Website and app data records
***

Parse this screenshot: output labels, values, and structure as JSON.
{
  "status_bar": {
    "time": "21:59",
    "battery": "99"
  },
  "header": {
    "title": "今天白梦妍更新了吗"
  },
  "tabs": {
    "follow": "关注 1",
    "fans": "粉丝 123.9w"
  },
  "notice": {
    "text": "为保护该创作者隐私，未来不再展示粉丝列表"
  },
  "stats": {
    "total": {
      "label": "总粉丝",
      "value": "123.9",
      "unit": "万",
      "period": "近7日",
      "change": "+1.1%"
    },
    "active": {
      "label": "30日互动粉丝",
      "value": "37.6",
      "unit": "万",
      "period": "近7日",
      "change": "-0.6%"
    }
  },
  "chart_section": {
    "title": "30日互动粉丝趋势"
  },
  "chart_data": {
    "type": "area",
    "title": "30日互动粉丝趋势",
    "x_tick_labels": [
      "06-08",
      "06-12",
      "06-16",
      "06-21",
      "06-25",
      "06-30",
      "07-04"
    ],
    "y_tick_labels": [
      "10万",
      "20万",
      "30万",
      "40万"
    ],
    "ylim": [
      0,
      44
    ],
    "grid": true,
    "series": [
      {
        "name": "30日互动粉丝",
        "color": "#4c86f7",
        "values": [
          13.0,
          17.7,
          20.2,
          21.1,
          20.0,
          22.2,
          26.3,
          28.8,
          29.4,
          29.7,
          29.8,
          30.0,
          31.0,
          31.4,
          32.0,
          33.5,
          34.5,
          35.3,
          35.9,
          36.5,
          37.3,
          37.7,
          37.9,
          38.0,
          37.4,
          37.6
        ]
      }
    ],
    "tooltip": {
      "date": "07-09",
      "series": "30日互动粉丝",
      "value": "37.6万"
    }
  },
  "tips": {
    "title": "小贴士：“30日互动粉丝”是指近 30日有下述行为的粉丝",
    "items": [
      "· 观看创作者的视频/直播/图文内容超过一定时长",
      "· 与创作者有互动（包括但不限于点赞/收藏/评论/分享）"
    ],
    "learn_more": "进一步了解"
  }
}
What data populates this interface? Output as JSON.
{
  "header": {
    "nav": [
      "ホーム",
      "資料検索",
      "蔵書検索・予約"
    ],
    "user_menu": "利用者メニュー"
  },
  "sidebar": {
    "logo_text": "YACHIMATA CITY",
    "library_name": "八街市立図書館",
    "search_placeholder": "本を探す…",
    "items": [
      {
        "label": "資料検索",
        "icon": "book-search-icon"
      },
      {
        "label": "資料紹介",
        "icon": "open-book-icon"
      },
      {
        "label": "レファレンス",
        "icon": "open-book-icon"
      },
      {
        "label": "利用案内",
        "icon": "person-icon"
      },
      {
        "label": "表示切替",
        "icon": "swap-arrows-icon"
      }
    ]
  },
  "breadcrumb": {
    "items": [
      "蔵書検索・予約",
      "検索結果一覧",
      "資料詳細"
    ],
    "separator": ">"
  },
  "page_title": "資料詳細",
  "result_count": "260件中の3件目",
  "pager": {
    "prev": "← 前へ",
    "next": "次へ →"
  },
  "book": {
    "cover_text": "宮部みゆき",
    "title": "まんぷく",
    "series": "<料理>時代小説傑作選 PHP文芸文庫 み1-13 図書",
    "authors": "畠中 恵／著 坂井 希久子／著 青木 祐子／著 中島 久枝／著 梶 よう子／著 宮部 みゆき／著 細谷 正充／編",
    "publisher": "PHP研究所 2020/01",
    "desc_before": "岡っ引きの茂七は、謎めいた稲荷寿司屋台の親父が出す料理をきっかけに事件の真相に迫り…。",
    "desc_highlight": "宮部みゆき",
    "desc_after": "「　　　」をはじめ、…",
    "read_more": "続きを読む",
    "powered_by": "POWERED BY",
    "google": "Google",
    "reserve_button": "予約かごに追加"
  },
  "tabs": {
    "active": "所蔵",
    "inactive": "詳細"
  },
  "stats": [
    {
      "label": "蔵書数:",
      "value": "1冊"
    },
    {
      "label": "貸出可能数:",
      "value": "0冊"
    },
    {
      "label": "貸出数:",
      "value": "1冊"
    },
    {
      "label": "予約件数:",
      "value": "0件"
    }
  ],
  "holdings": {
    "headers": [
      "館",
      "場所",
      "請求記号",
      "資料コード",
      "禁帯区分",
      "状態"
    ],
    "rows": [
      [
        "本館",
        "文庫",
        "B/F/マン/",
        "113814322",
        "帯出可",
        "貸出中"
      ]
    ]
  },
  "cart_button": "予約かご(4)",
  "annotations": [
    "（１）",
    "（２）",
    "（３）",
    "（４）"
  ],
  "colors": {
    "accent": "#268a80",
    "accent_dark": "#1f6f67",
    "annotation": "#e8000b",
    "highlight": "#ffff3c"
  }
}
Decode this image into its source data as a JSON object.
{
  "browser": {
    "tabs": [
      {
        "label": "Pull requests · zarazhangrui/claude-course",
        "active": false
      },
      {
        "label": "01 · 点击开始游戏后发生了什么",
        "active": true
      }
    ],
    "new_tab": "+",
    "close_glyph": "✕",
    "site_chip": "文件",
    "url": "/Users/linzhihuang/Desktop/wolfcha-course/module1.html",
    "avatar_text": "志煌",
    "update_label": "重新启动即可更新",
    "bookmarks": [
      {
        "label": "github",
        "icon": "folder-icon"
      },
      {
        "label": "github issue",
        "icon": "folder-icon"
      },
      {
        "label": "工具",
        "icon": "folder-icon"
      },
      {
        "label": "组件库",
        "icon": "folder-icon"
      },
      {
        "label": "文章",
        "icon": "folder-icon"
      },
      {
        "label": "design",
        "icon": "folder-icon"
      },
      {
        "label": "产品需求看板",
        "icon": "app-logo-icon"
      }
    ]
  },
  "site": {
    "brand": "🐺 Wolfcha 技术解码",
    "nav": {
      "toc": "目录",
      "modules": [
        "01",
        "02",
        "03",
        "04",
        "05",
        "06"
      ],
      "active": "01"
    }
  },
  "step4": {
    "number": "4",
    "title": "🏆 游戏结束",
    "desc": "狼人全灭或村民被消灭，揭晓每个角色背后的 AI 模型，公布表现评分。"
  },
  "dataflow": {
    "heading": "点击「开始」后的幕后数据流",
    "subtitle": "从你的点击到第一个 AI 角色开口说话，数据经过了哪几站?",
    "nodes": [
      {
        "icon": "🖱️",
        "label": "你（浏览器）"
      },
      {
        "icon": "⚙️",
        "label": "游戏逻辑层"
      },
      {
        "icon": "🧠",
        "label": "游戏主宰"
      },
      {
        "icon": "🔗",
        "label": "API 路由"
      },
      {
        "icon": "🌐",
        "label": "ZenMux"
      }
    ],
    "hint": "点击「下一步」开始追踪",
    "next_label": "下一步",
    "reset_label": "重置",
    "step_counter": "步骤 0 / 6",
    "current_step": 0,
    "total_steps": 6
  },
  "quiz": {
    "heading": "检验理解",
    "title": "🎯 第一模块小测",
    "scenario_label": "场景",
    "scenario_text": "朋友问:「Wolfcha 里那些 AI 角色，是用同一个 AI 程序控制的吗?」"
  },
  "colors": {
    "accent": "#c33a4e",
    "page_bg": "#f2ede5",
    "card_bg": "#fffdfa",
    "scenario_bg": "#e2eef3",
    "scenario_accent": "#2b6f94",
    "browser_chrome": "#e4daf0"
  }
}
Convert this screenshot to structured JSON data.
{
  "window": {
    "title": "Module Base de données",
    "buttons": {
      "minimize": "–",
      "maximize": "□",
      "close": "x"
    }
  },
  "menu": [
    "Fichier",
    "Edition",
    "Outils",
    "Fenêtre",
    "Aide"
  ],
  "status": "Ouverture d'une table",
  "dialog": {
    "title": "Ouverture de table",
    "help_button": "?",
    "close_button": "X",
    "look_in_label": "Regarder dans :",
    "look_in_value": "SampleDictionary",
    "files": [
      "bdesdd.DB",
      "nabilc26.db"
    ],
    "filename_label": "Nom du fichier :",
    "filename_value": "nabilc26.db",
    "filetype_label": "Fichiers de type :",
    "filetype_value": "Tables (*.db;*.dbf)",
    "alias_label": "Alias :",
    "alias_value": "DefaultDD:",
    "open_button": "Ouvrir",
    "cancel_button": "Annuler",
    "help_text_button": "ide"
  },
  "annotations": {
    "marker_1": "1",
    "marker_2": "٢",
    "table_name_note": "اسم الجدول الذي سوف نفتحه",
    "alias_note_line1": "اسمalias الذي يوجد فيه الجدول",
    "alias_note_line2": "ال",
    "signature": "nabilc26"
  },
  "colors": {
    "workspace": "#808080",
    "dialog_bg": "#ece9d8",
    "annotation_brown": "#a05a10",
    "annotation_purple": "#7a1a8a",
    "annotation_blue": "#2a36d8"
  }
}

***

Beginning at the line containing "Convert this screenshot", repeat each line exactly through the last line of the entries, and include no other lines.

Convert this screenshot to structured JSON data.
{
  "window": {
    "title": "Module Base de données",
    "buttons": {
      "minimize": "–",
      "maximize": "□",
      "close": "x"
    }
  },
  "menu": [
    "Fichier",
    "Edition",
    "Outils",
    "Fenêtre",
    "Aide"
  ],
  "status": "Ouverture d'une table",
  "dialog": {
    "title": "Ouverture de table",
    "help_button": "?",
    "close_button": "X",
    "look_in_label": "Regarder dans :",
    "look_in_value": "SampleDictionary",
    "files": [
      "bdesdd.DB",
      "nabilc26.db"
    ],
    "filename_label": "Nom du fichier :",
    "filename_value": "nabilc26.db",
    "filetype_label": "Fichiers de type :",
    "filetype_value": "Tables (*.db;*.dbf)",
    "alias_label": "Alias :",
    "alias_value": "DefaultDD:",
    "open_button": "Ouvrir",
    "cancel_button": "Annuler",
    "help_text_button": "ide"
  },
  "annotations": {
    "marker_1": "1",
    "marker_2": "٢",
    "table_name_note": "اسم الجدول الذي سوف نفتحه",
    "alias_note_line1": "اسمalias الذي يوجد فيه الجدول",
    "alias_note_line2": "ال",
    "signature": "nabilc26"
  },
  "colors": {
    "workspace": "#808080",
    "dialog_bg": "#ece9d8",
    "annotation_brown": "#a05a10",
    "annotation_purple": "#7a1a8a",
    "annotation_blue": "#2a36d8"
  }
}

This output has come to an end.